- "FDA Updates and Press Announcements on Angiotensin II Receptor Blocker (ARB) Recalls (Valsartan, Losartan, and Irbesartan)". Food and Drug Administration (FDA). 20 August 2018. Retrieved 17 September 2019.
- Patrice Wendling (13 August 2018). "More Drug Makers Tagged as Valsartan Recall Grows". WebMD. Retrieved 13 August 2018.
- "FDA provides update on its ongoing investigation into valsartan products; and reports on the finding of an additional impurity identified in one firm's already recalled products". Food and Drug Administration (FDA) (Press release). 13 September 2018. Retrieved 14 September 2018.
- Harney, Alexandra; Hirschler, Ben (22 August 2018). "Toxin at heart of drug recall shows holes in medical safety net". Reuters. Retrieved 23 November 2018. Unknown parameter
- Radcliffe, Shawn; Radcliffe, Shawn (19 June 2019). "Blood Pressure Medications Recall". Healthline.
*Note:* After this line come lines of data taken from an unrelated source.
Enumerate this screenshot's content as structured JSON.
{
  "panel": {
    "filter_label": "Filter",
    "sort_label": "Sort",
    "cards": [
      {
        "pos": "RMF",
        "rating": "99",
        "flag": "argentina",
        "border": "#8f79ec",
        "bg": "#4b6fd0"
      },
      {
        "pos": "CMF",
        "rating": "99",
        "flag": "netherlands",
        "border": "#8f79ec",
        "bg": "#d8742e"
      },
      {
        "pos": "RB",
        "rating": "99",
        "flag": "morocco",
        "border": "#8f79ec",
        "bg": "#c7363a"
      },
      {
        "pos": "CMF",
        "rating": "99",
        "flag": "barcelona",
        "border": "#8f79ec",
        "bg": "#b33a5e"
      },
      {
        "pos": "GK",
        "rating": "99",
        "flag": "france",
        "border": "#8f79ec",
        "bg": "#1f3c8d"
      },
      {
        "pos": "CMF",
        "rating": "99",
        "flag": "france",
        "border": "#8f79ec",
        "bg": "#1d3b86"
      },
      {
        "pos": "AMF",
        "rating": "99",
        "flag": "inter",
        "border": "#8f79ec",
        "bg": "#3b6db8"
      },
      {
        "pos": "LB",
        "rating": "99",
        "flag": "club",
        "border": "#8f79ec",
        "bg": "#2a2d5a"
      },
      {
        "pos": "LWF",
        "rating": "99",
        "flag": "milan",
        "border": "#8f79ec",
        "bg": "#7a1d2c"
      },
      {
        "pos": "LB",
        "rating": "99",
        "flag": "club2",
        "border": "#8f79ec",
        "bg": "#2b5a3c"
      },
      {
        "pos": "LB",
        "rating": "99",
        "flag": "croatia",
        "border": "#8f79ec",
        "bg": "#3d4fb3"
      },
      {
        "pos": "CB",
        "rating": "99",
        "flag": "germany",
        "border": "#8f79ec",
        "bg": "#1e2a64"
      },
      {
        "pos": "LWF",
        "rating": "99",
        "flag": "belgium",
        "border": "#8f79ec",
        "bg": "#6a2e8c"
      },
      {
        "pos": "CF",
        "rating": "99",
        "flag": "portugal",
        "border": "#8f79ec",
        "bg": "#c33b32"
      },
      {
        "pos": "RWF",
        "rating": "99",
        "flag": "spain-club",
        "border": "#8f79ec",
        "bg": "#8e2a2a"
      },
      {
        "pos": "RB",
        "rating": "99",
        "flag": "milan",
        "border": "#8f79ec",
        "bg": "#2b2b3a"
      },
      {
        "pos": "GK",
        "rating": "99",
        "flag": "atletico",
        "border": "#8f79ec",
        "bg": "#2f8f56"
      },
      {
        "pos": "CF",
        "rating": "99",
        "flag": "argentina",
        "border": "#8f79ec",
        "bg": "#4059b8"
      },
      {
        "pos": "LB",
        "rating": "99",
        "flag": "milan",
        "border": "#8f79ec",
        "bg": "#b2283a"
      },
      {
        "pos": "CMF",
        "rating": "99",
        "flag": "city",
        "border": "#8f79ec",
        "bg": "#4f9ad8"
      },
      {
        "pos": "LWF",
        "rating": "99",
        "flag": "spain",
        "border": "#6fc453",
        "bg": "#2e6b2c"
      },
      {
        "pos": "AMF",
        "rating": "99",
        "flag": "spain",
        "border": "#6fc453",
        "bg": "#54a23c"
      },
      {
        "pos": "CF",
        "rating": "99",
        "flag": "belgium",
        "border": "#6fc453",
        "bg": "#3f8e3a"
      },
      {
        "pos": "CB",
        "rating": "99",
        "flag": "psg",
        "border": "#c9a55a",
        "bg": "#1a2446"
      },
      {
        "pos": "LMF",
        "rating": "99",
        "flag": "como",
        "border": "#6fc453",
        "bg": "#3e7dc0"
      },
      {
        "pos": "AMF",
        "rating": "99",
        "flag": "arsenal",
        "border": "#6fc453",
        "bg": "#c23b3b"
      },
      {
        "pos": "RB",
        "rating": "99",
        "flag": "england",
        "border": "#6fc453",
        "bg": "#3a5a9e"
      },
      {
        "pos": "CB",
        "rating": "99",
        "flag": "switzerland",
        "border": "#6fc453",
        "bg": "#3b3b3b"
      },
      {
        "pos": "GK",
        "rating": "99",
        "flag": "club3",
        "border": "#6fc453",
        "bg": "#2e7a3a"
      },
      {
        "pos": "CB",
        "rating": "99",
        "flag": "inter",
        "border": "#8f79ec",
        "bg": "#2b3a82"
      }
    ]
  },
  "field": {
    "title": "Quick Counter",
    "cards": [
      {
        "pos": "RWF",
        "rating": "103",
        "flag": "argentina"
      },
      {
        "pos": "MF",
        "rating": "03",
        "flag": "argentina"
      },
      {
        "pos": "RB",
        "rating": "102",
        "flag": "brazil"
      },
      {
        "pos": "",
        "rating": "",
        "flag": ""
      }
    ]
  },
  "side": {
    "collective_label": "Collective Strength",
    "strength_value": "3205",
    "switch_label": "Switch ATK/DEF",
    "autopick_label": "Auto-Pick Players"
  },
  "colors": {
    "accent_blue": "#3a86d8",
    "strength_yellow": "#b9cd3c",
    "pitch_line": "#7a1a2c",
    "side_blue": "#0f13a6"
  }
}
Retrieved 16 September 2019. Unknown parameter
- "ARB Recalls: Valsartan, Losartan and Irbesartan". U.S. Food and Drug Administration (FDA). 3 February 2020. Retrieved 12 February 2020.
- "Nitrosamine impurities". European Medicines Agency. 23 October 2019. Retrieved 6 August 2020. Text was copied from this source which is © European Medicines Agency. Reproduction is authorized provided the source is acknowledged.
- Clanton, N. (March 13, 2019). FDA approves generic blood pressure drug to alleviate shortages caused by numerous recalls The Atlanta Journal-Constitution. Retrieved 13 July 2020.
- Current and Resolved Drug Shortages and Discontinuations Reported to FDA accessdata.fda.gov. Retrieved 13 July 2020.
- Lieferengpass Valsartan-CT 160mg . Gelbe Liste (in German). Pharmindex. Retrieved 13 July 2020.
- McMurray JJ, Holman RR, Haffner SM, Bethel MA, Holzhauer B, Hua TA, et al. (April 2010). "Effect of valsartan on the incidence of diabetes and cardiovascular events". The New England Journal of Medicine. 362 (16): 1477–90. doi:10.1056/NEJMoa1001121. hdl:2381/21817. PMID 20228403.
- Kjeldsen SE, McInnes GT, Mancia G, Hua TA, Julius S, Weber MA, et al. (2008). "Progressive effects of valsartan compared with amlodipine in prevention of diabetes according to categories of diabetogenic risk in hypertensive patients: the VALUE trial". Blood Pressure. 17 (3): 170–7. doi:10.1080/08037050802169644. PMID 18608200.
- Li NC, Lee A, Whitmer RA, Kivipelto M, Lawler E, Kazis LE, et al. (January 2010). "Use of angiotensin receptor blockers and risk of dementia in a predominantly male population: prospective cohort analysis". BMJ. 340: b5465. doi:10.1136/bmj.b5465. PMC 2806632. PMID 20068258.
- "Amlodipine mixture with valsartan". Drug Information Portal. U.S. National Library of Medicine.
- "Amlodipine besylate mixture with hydrochlorothiazide and valsartan". Drug Information Portal. U.S. National Library of Medicine.
- "Hydrochlorothiazide mixture with valsartan". Drug Information Portal. U.S. National Library of Medicine.
- "Sacubitril mixture with valsartan". Drug Information Portal. U.S. National Library of Medicine.